The last chance to save one of the most majestic fish in the sea is on the verge of collapse because of political jockeying in Europe.
A proposal to ban the sale of bluefin tuna is being fiercely opposed by Malta, the capital of the lucrative global business, and by its representative in Brussels, the fisheries commissioner, Joe Borg.
Spain and Italy are also believed to be resisting an application to bar trade in bluefin under the Convention on the International Trade in Endangered Species (Cites), which would cut off exports to the main market, Japan.
The European Commission will decide next week whether the EU will submit the application to a Cites committee meeting in March.
Conservationists fear that support from Britain, France and other northerly European nations for decisive action is wavering amid the objections.
The Commission is divided, with Brussels sources saying Mr Borg is fighting his environment counterpart, Stavros Dimas, who supports a ban.
Japan has also been lobbying all EU states, telling them that the management of the stock is improving.
Britain describes Japan's approach as "not unexpected", though conservationists accuse Japan of interfering in the EU's internal decision-making. Such has been the controversy that the European Commission President, José Manuel Barroso, is set to take charge of the issue at his cabinet meeting on Thursday.
Groups such as WWF and Greenpeace fear that negotiations to break the deadlock may result in a compromise of the Cites Appendix II listing, which would allow a limited trade that would be used to launder vast quantities of illegally-caught fish. A single bluefin tuna can fetch tens of thousands of pounds on Tokyo's fish markets, making the trade highly valuable for trawlers and ranches that fatten young specimens.
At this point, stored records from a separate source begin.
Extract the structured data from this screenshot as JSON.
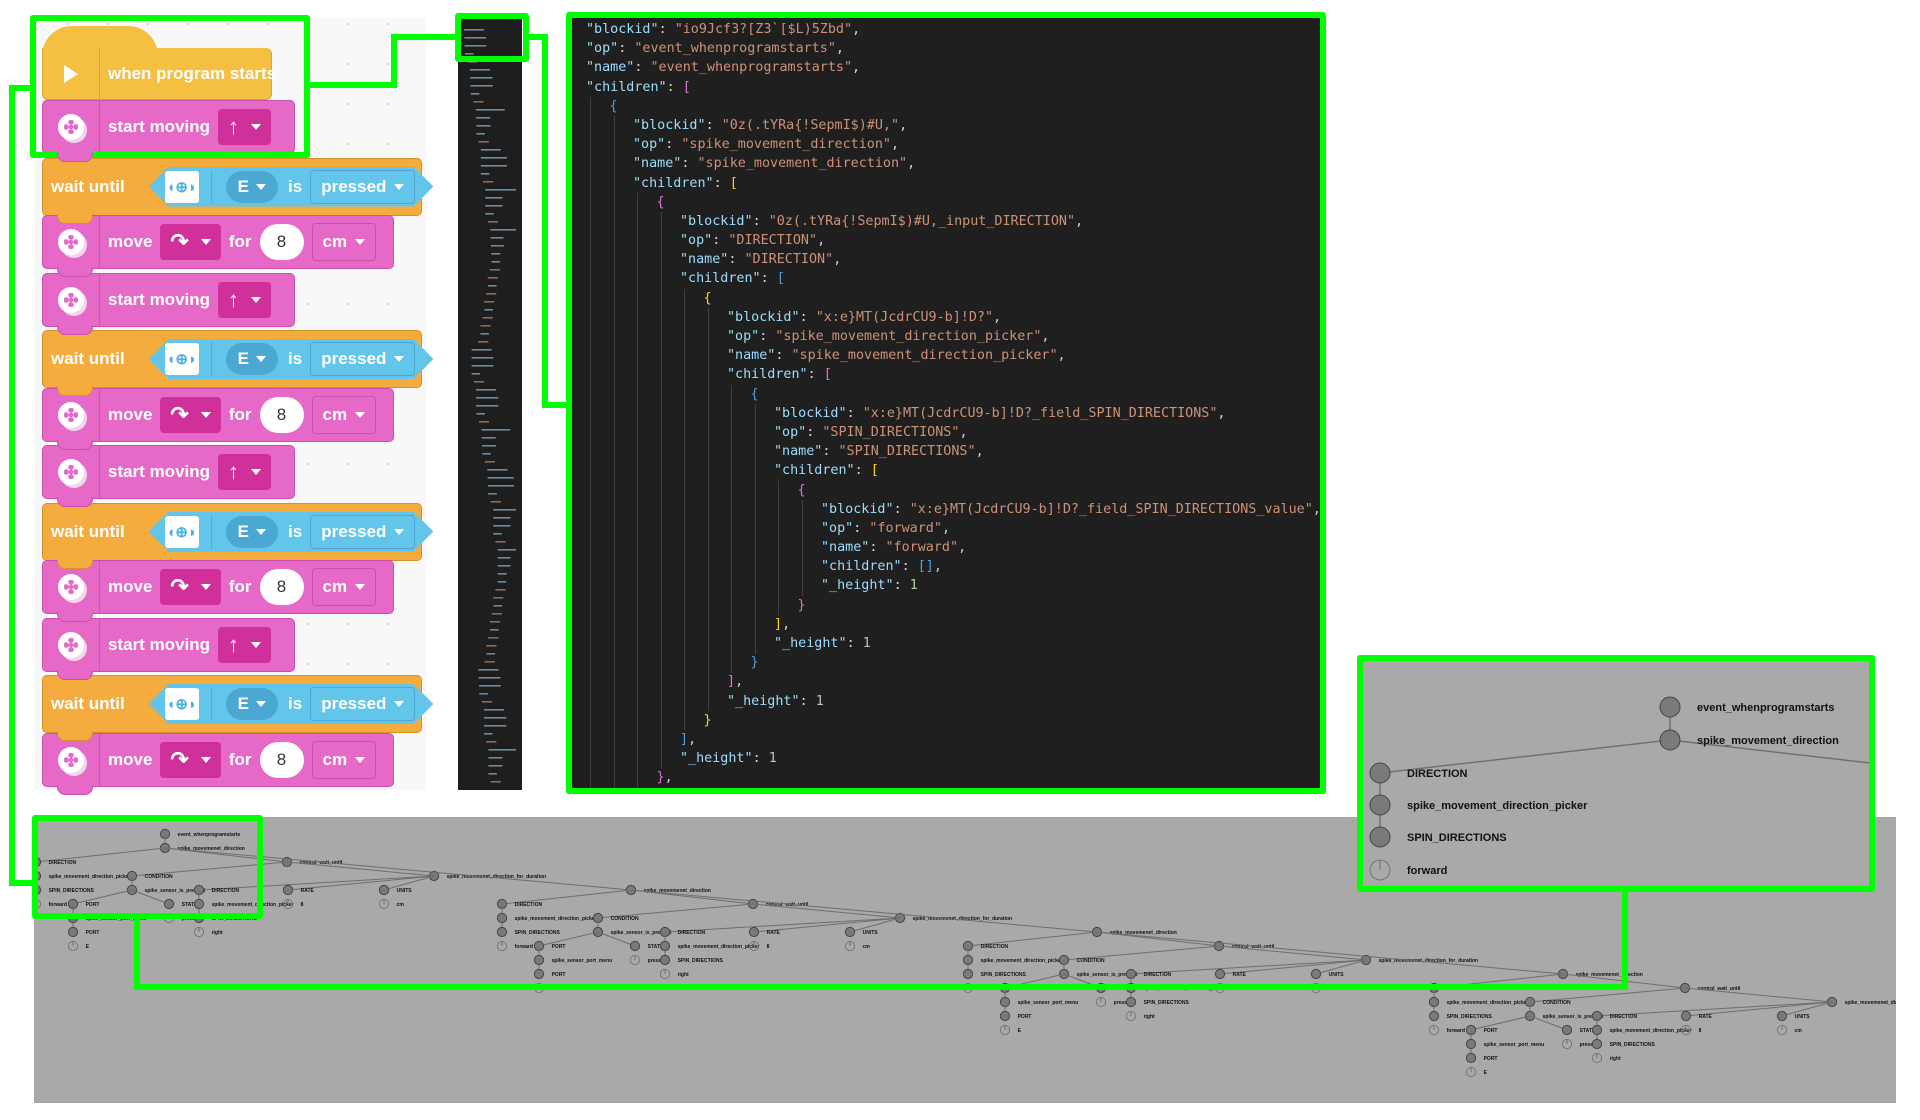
{
  "blocks_program": {
    "hat": {
      "label": "when program starts",
      "icon": "play-icon"
    },
    "blocks": [
      {
        "type": "start_moving",
        "label": "start moving",
        "direction_glyph": "↑",
        "direction": "forward"
      },
      {
        "type": "wait_until",
        "label": "wait until",
        "sensor_icon": "force-sensor-icon",
        "port": "E",
        "is_label": "is",
        "state": "pressed"
      },
      {
        "type": "move_for",
        "label": "move",
        "direction_glyph": "↷",
        "direction": "right",
        "for_label": "for",
        "amount": "8",
        "unit": "cm"
      },
      {
        "type": "start_moving",
        "label": "start moving",
        "direction_glyph": "↑",
        "direction": "forward"
      },
      {
        "type": "wait_until",
        "label": "wait until",
        "sensor_icon": "force-sensor-icon",
        "port": "E",
        "is_label": "is",
        "state": "pressed"
      },
      {
        "type": "move_for",
        "label": "move",
        "direction_glyph": "↷",
        "direction": "right",
        "for_label": "for",
        "amount": "8",
        "unit": "cm"
      },
      {
        "type": "start_moving",
        "label": "start moving",
        "direction_glyph": "↑",
        "direction": "forward"
      },
      {
        "type": "wait_until",
        "label": "wait until",
        "sensor_icon": "force-sensor-icon",
        "port": "E",
        "is_label": "is",
        "state": "pressed"
      },
      {
        "type": "move_for",
        "label": "move",
        "direction_glyph": "↷",
        "direction": "right",
        "for_label": "for",
        "amount": "8",
        "unit": "cm"
      },
      {
        "type": "start_moving",
        "label": "start moving",
        "direction_glyph": "↑",
        "direction": "forward"
      },
      {
        "type": "wait_until",
        "label": "wait until",
        "sensor_icon": "force-sensor-icon",
        "port": "E",
        "is_label": "is",
        "state": "pressed"
      },
      {
        "type": "move_for",
        "label": "move",
        "direction_glyph": "↷",
        "direction": "right",
        "for_label": "for",
        "amount": "8",
        "unit": "cm"
      }
    ]
  },
  "json_view": {
    "lines": [
      {
        "indent": 0,
        "parts": [
          [
            "k",
            "\"blockid\""
          ],
          [
            "p",
            ": "
          ],
          [
            "s",
            "\"io9Jcf3?[Z3`[$L)5Zbd\""
          ],
          [
            "p",
            ","
          ]
        ]
      },
      {
        "indent": 0,
        "parts": [
          [
            "k",
            "\"op\""
          ],
          [
            "p",
            ": "
          ],
          [
            "s",
            "\"event_whenprogramstarts\""
          ],
          [
            "p",
            ","
          ]
        ]
      },
      {
        "indent": 0,
        "parts": [
          [
            "k",
            "\"name\""
          ],
          [
            "p",
            ": "
          ],
          [
            "s",
            "\"event_whenprogramstarts\""
          ],
          [
            "p",
            ","
          ]
        ]
      },
      {
        "indent": 0,
        "parts": [
          [
            "k",
            "\"children\""
          ],
          [
            "p",
            ": "
          ],
          [
            "b1",
            "["
          ]
        ]
      },
      {
        "indent": 1,
        "parts": [
          [
            "b3",
            "{"
          ]
        ]
      },
      {
        "indent": 2,
        "parts": [
          [
            "k",
            "\"blockid\""
          ],
          [
            "p",
            ": "
          ],
          [
            "s",
            "\"0z(.tYRa{!SepmI$)#U,\""
          ],
          [
            "p",
            ","
          ]
        ]
      },
      {
        "indent": 2,
        "parts": [
          [
            "k",
            "\"op\""
          ],
          [
            "p",
            ": "
          ],
          [
            "s",
            "\"spike_movement_direction\""
          ],
          [
            "p",
            ","
          ]
        ]
      },
      {
        "indent": 2,
        "parts": [
          [
            "k",
            "\"name\""
          ],
          [
            "p",
            ": "
          ],
          [
            "s",
            "\"spike_movement_direction\""
          ],
          [
            "p",
            ","
          ]
        ]
      },
      {
        "indent": 2,
        "parts": [
          [
            "k",
            "\"children\""
          ],
          [
            "p",
            ": "
          ],
          [
            "b2",
            "["
          ]
        ]
      },
      {
        "indent": 3,
        "parts": [
          [
            "b1",
            "{"
          ]
        ]
      },
      {
        "indent": 4,
        "parts": [
          [
            "k",
            "\"blockid\""
          ],
          [
            "p",
            ": "
          ],
          [
            "s",
            "\"0z(.tYRa{!SepmI$)#U,_input_DIRECTION\""
          ],
          [
            "p",
            ","
          ]
        ]
      },
      {
        "indent": 4,
        "parts": [
          [
            "k",
            "\"op\""
          ],
          [
            "p",
            ": "
          ],
          [
            "s",
            "\"DIRECTION\""
          ],
          [
            "p",
            ","
          ]
        ]
      },
      {
        "indent": 4,
        "parts": [
          [
            "k",
            "\"name\""
          ],
          [
            "p",
            ": "
          ],
          [
            "s",
            "\"DIRECTION\""
          ],
          [
            "p",
            ","
          ]
        ]
      },
      {
        "indent": 4,
        "parts": [
          [
            "k",
            "\"children\""
          ],
          [
            "p",
            ": "
          ],
          [
            "b3",
            "["
          ]
        ]
      },
      {
        "indent": 5,
        "parts": [
          [
            "b2",
            "{"
          ]
        ]
      },
      {
        "indent": 6,
        "parts": [
          [
            "k",
            "\"blockid\""
          ],
          [
            "p",
            ": "
          ],
          [
            "s",
            "\"x:e}MT(JcdrCU9-b]!D?\""
          ],
          [
            "p",
            ","
          ]
        ]
      },
      {
        "indent": 6,
        "parts": [
          [
            "k",
            "\"op\""
          ],
          [
            "p",
            ": "
          ],
          [
            "s",
            "\"spike_movement_direction_picker\""
          ],
          [
            "p",
            ","
          ]
        ]
      },
      {
        "indent": 6,
        "parts": [
          [
            "k",
            "\"name\""
          ],
          [
            "p",
            ": "
          ],
          [
            "s",
            "\"spike_movement_direction_picker\""
          ],
          [
            "p",
            ","
          ]
        ]
      },
      {
        "indent": 6,
        "parts": [
          [
            "k",
            "\"children\""
          ],
          [
            "p",
            ": "
          ],
          [
            "b1",
            "["
          ]
        ]
      },
      {
        "indent": 7,
        "parts": [
          [
            "b3",
            "{"
          ]
        ]
      },
      {
        "indent": 8,
        "parts": [
          [
            "k",
            "\"blockid\""
          ],
          [
            "p",
            ": "
          ],
          [
            "s",
            "\"x:e}MT(JcdrCU9-b]!D?_field_SPIN_DIRECTIONS\""
          ],
          [
            "p",
            ","
          ]
        ]
      },
      {
        "indent": 8,
        "parts": [
          [
            "k",
            "\"op\""
          ],
          [
            "p",
            ": "
          ],
          [
            "s",
            "\"SPIN_DIRECTIONS\""
          ],
          [
            "p",
            ","
          ]
        ]
      },
      {
        "indent": 8,
        "parts": [
          [
            "k",
            "\"name\""
          ],
          [
            "p",
            ": "
          ],
          [
            "s",
            "\"SPIN_DIRECTIONS\""
          ],
          [
            "p",
            ","
          ]
        ]
      },
      {
        "indent": 8,
        "parts": [
          [
            "k",
            "\"children\""
          ],
          [
            "p",
            ": "
          ],
          [
            "b2",
            "["
          ]
        ]
      },
      {
        "indent": 9,
        "parts": [
          [
            "b1",
            "{"
          ]
        ]
      },
      {
        "indent": 10,
        "parts": [
          [
            "k",
            "\"blockid\""
          ],
          [
            "p",
            ": "
          ],
          [
            "s",
            "\"x:e}MT(JcdrCU9-b]!D?_field_SPIN_DIRECTIONS_value\""
          ],
          [
            "p",
            ","
          ]
        ]
      },
      {
        "indent": 10,
        "parts": [
          [
            "k",
            "\"op\""
          ],
          [
            "p",
            ": "
          ],
          [
            "s",
            "\"forward\""
          ],
          [
            "p",
            ","
          ]
        ]
      },
      {
        "indent": 10,
        "parts": [
          [
            "k",
            "\"name\""
          ],
          [
            "p",
            ": "
          ],
          [
            "s",
            "\"forward\""
          ],
          [
            "p",
            ","
          ]
        ]
      },
      {
        "indent": 10,
        "parts": [
          [
            "k",
            "\"children\""
          ],
          [
            "p",
            ": "
          ],
          [
            "b3",
            "[]"
          ],
          [
            "p",
            ","
          ]
        ]
      },
      {
        "indent": 10,
        "parts": [
          [
            "k",
            "\"_height\""
          ],
          [
            "p",
            ": "
          ],
          [
            "n",
            "1"
          ]
        ]
      },
      {
        "indent": 9,
        "parts": [
          [
            "b1",
            "}"
          ]
        ]
      },
      {
        "indent": 8,
        "parts": [
          [
            "b2",
            "]"
          ],
          [
            "p",
            ","
          ]
        ]
      },
      {
        "indent": 8,
        "parts": [
          [
            "k",
            "\"_height\""
          ],
          [
            "p",
            ": "
          ],
          [
            "n",
            "1"
          ]
        ]
      },
      {
        "indent": 7,
        "parts": [
          [
            "b3",
            "}"
          ]
        ]
      },
      {
        "indent": 6,
        "parts": [
          [
            "b1",
            "]"
          ],
          [
            "p",
            ","
          ]
        ]
      },
      {
        "indent": 6,
        "parts": [
          [
            "k",
            "\"_height\""
          ],
          [
            "p",
            ": "
          ],
          [
            "n",
            "1"
          ]
        ]
      },
      {
        "indent": 5,
        "parts": [
          [
            "b2",
            "}"
          ]
        ]
      },
      {
        "indent": 4,
        "parts": [
          [
            "b3",
            "]"
          ],
          [
            "p",
            ","
          ]
        ]
      },
      {
        "indent": 4,
        "parts": [
          [
            "k",
            "\"_height\""
          ],
          [
            "p",
            ": "
          ],
          [
            "n",
            "1"
          ]
        ]
      },
      {
        "indent": 3,
        "parts": [
          [
            "b1",
            "}"
          ],
          [
            "p",
            ","
          ]
        ]
      }
    ]
  },
  "tree_detail": {
    "nodes": [
      {
        "label": "event_whenprogramstarts",
        "leaf": false
      },
      {
        "label": "spike_movement_direction",
        "leaf": false
      },
      {
        "label": "DIRECTION",
        "leaf": false
      },
      {
        "label": "spike_movement_direction_picker",
        "leaf": false
      },
      {
        "label": "SPIN_DIRECTIONS",
        "leaf": false
      },
      {
        "label": "forward",
        "leaf": true
      }
    ]
  },
  "tree_full": {
    "root_label": "event_whenprogramstarts",
    "groups": [
      {
        "move_label": "spike_movemenet_direction",
        "move_dir_value": "forward",
        "wait_label": "control_wait_until",
        "condition_label": "CONDITION",
        "sensor_label": "spike_sensor_is_pressed",
        "port_label": "PORT",
        "port_menu_label": "spike_sensor_port_menu",
        "port_value": "E",
        "state_label": "STATE",
        "state_value": "pressed",
        "duration_label": "spike_movemenet_direction_for_duration",
        "duration_dir_value": "right",
        "rate_label": "RATE",
        "rate_value": "8",
        "units_label": "UNITS",
        "units_value": "cm",
        "direction_label": "DIRECTION",
        "picker_label": "spike_movement_direction_picker",
        "spin_label": "SPIN_DIRECTIONS"
      },
      {
        "move_label": "spike_movemenet_direction",
        "move_dir_value": "forward",
        "wait_label": "control_wait_until",
        "condition_label": "CONDITION",
        "sensor_label": "spike_sensor_is_pressed",
        "port_label": "PORT",
        "port_menu_label": "spike_sensor_port_menu",
        "port_value": "E",
        "state_label": "STATE",
        "state_value": "pressed",
        "duration_label": "spike_movemenet_direction_for_duration",
        "duration_dir_value": "right",
        "rate_label": "RATE",
        "rate_value": "8",
        "units_label": "UNITS",
        "units_value": "cm",
        "direction_label": "DIRECTION",
        "picker_label": "spike_movement_direction_picker",
        "spin_label": "SPIN_DIRECTIONS"
      },
      {
        "move_label": "spike_movemenet_direction",
        "move_dir_value": "forward",
        "wait_label": "control_wait_until",
        "condition_label": "CONDITION",
        "sensor_label": "spike_sensor_is_pressed",
        "port_label": "PORT",
        "port_menu_label": "spike_sensor_port_menu",
        "port_value": "E",
        "state_label": "STATE",
        "state_value": "pressed",
        "duration_label": "spike_movemenet_direction_for_duration",
        "duration_dir_value": "right",
        "rate_label": "RATE",
        "rate_value": "8",
        "units_label": "UNITS",
        "units_value": "cm",
        "direction_label": "DIRECTION",
        "picker_label": "spike_movement_direction_picker",
        "spin_label": "SPIN_DIRECTIONS"
      },
      {
        "move_label": "spike_movemenet_direction",
        "move_dir_value": "forward",
        "wait_label": "control_wait_until",
        "condition_label": "CONDITION",
        "sensor_label": "spike_sensor_is_pressed",
        "port_label": "PORT",
        "port_menu_label": "spike_sensor_port_menu",
        "port_value": "E",
        "state_label": "STATE",
        "state_value": "pressed",
        "duration_label": "spike_movemenet_direction_for_duration",
        "duration_dir_value": "right",
        "rate_label": "RATE",
        "rate_value": "8",
        "units_label": "UNITS",
        "units_value": "cm",
        "direction_label": "DIRECTION",
        "picker_label": "spike_movement_direction_picker",
        "spin_label": "SPIN_DIRECTIONS"
      }
    ]
  },
  "colors": {
    "highlight": "#00ff00",
    "motor_block": "#e669c8",
    "control_block": "#f4ac3f",
    "event_block": "#f5bf41",
    "sensor_block": "#64c5ea",
    "editor_bg": "#1f1f1f",
    "tree_bg": "#a9a9a9"
  }
}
Spotter planes are illegally used to find the creatures in the sea and organised crime in Italy is believed to play a role in illegal "pirate" fishing. The WWF says that breeding stocks of bluefin tuna will disappear within two years at current rates of fishing, although some fear that given the small size of bluefins on the Tokyo fish markets, it may have already collapsed.
In a last-ditch rescue mission this summer, the Mediterranean principality of Monaco suggested bypassing the discredited fisheries body in charge of bluefin, the International Council for the Conservation of Atlantic Tuna (Iccat), by appealing to Cites for an outright ban.
Despite owning a significant bluefin fleet, France threw its weight behind the plan, to the surprise of conservationists. President Nicolas Sarkozy said that decades of over-fishing would have to end. Britain, Germany and other mostly northerly European states with direct financial interest in the fish also expressed support for a ban.
On reaching a final position, the EU's 27 member states will vote as a bloc among the 175-nation meeting of Cites in Doha, Qatar, in March. Other countries are likely to heed Europe's views, given the bluefin is fished in its waters. Such high stakes have led to tense wrangles in Brussels, with commissioners Dimas and Borg again failing to reach agreement in a face-to-face meeting yesterday.
Some conservationists wonder whether Mr Borg may have been influenced by the bluefin tuna industry in Malta, which employs 1,000 of the country's 400,000 citizens and is worth €100m (£87m) a year.
Mr Borg, who will seek Malta's re-appointment to his Commission post in the next month, indicated that he preferred waiting for an update on a rescue plan from Iccat after its next meeting, which would be after the Cites deadline for applications for a ban.
Aaron McLoughlin, the WWF fisheries representative in Brussels, said: "As ever with commissioners, whatever happens at home always grabs special attention. It's a real issue for him, just like the German commissioner will have an interest in all car matters."
Mr Borg's spokeswoman, Nathalie Charbonneau, said any suggestion that he had been influenced by the Maltese government was "false and wrong".
The actors Stephen Fry, Colin Firth and Emilia Fox have written to Mr Barroso, urging him to resist a compromise. Attention on overfishing has intensified since the release this year of the film The End of the Line.
Greenpeace's fish campaigner, Willie Mackenzie, said: "There's incontrovertible scientific proof that the stocks are collapsing. We understand the vast majority of the Commission thinks a ban is the right way to go – scientifically it's the only way to go but politically there's a hurdle to get over."Reuse content